- [Work order]:
If a line of the records contains the string "name", copy it out.

══ Information provided

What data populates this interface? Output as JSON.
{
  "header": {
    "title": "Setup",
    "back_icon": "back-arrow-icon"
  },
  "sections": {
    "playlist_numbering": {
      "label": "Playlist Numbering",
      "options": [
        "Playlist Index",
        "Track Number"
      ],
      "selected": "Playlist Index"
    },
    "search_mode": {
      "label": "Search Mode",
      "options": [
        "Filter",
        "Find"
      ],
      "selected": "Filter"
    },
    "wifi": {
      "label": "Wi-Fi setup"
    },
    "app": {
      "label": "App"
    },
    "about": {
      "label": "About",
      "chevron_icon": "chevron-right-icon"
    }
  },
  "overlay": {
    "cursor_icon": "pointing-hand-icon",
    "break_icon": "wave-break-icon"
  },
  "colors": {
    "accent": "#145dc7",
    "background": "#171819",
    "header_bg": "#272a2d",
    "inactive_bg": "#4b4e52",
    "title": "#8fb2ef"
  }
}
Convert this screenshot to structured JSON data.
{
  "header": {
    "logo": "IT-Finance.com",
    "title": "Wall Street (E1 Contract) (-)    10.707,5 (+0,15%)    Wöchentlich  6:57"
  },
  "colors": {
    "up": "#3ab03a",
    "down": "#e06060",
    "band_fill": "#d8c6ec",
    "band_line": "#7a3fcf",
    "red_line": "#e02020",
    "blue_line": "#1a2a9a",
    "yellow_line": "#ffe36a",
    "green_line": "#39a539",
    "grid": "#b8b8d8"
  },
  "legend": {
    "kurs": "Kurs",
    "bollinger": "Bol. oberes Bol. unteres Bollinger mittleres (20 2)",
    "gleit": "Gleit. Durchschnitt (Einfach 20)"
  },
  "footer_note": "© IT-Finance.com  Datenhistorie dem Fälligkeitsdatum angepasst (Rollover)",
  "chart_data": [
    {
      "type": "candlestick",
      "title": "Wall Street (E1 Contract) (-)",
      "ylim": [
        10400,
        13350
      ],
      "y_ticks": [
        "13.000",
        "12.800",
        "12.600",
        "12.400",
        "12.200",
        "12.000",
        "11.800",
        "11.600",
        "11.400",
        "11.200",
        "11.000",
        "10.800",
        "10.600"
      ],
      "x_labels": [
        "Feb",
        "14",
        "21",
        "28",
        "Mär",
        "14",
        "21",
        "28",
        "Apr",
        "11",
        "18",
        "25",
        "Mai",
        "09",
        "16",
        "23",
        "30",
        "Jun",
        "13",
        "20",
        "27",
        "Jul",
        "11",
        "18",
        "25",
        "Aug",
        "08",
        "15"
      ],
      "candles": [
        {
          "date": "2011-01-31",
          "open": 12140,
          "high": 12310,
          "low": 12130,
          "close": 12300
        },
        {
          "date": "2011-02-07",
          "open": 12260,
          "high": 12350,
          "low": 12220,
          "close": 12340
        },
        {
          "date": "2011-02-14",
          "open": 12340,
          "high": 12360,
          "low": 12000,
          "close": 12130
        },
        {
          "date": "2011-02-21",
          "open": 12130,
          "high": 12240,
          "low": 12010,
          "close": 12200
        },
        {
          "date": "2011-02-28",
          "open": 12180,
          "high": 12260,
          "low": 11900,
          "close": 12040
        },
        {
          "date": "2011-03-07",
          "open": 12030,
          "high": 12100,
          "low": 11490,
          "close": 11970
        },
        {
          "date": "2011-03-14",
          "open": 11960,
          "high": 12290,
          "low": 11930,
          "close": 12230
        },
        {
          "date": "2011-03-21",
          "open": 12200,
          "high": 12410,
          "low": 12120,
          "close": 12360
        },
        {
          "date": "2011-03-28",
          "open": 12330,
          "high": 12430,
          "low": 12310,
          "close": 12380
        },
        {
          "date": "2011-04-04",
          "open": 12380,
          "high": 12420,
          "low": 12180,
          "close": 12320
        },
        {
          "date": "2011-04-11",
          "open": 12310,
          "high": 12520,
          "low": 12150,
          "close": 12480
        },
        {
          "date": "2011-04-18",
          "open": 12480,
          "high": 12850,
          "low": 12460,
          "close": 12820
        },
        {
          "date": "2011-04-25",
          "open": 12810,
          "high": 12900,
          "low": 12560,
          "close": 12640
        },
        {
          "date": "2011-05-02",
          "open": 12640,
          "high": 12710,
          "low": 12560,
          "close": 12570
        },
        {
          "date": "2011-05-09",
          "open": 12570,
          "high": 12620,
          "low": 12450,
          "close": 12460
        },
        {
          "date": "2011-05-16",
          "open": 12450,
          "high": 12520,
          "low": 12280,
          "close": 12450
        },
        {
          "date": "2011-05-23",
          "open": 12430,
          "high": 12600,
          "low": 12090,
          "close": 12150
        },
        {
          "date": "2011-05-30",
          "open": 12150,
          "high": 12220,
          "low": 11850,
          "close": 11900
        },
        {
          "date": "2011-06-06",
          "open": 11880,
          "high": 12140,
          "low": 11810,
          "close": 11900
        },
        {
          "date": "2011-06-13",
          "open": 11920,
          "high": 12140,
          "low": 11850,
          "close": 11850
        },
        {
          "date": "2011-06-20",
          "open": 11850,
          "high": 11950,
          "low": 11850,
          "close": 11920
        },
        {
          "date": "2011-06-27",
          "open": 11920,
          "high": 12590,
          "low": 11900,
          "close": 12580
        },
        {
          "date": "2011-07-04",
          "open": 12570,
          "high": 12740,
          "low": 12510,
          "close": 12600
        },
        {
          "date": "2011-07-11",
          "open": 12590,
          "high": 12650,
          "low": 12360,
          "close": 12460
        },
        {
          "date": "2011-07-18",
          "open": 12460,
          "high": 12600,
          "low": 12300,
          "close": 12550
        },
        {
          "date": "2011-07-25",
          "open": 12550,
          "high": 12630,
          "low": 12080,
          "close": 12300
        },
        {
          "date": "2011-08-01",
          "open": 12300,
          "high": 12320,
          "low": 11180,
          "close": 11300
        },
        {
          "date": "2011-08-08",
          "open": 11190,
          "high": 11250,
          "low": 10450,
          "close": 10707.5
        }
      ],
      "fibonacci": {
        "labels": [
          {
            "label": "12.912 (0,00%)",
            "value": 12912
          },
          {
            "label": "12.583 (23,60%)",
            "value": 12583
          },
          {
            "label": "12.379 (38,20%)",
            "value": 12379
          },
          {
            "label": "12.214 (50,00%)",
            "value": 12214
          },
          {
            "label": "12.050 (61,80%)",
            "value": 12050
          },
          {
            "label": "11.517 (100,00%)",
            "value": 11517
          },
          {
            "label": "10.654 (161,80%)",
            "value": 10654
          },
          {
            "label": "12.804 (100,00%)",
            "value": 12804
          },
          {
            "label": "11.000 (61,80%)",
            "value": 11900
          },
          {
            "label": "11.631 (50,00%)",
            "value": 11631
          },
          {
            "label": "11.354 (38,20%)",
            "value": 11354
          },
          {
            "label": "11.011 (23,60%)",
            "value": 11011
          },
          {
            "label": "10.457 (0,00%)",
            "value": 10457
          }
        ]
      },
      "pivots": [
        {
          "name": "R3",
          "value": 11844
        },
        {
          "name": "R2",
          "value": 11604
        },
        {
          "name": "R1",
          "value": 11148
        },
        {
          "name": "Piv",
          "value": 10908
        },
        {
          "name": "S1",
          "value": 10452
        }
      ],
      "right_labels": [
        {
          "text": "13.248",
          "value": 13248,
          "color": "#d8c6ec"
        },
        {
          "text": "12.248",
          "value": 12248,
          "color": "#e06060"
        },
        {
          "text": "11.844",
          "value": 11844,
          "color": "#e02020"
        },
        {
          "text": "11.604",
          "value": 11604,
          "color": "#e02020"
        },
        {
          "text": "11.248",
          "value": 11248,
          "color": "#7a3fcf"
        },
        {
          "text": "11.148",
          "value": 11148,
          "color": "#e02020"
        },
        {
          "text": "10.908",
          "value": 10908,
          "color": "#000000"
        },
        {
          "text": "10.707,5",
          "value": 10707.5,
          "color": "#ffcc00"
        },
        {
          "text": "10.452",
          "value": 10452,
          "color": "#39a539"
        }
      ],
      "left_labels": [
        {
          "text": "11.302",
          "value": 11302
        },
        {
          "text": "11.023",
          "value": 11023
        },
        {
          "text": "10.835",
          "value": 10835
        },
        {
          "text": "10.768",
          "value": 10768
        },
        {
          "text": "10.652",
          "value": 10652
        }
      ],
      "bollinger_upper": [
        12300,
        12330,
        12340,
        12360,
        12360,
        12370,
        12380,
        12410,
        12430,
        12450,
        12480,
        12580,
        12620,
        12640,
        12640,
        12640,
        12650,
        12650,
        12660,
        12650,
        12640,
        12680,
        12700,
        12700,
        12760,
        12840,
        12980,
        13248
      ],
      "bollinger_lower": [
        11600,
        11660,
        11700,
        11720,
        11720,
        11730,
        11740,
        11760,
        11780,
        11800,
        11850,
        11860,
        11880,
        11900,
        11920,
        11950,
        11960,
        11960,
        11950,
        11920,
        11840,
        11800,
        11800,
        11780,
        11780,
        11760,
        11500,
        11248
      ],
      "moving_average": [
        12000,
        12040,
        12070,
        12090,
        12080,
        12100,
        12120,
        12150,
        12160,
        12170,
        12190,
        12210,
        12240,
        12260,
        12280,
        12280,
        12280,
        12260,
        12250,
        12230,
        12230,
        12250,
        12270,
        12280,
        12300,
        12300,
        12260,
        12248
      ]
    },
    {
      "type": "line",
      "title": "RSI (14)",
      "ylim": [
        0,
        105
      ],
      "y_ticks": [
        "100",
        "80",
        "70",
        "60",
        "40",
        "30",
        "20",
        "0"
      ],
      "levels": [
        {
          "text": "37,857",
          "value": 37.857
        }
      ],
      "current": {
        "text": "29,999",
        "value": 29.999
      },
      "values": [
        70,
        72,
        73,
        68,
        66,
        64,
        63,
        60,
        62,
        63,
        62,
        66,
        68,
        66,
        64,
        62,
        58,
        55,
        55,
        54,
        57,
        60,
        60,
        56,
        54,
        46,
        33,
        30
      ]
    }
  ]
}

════

- [Answer area]:
          "name": "R3",
          "name": "R2",
          "name": "R1",
          "name": "Piv",
          "name": "S1",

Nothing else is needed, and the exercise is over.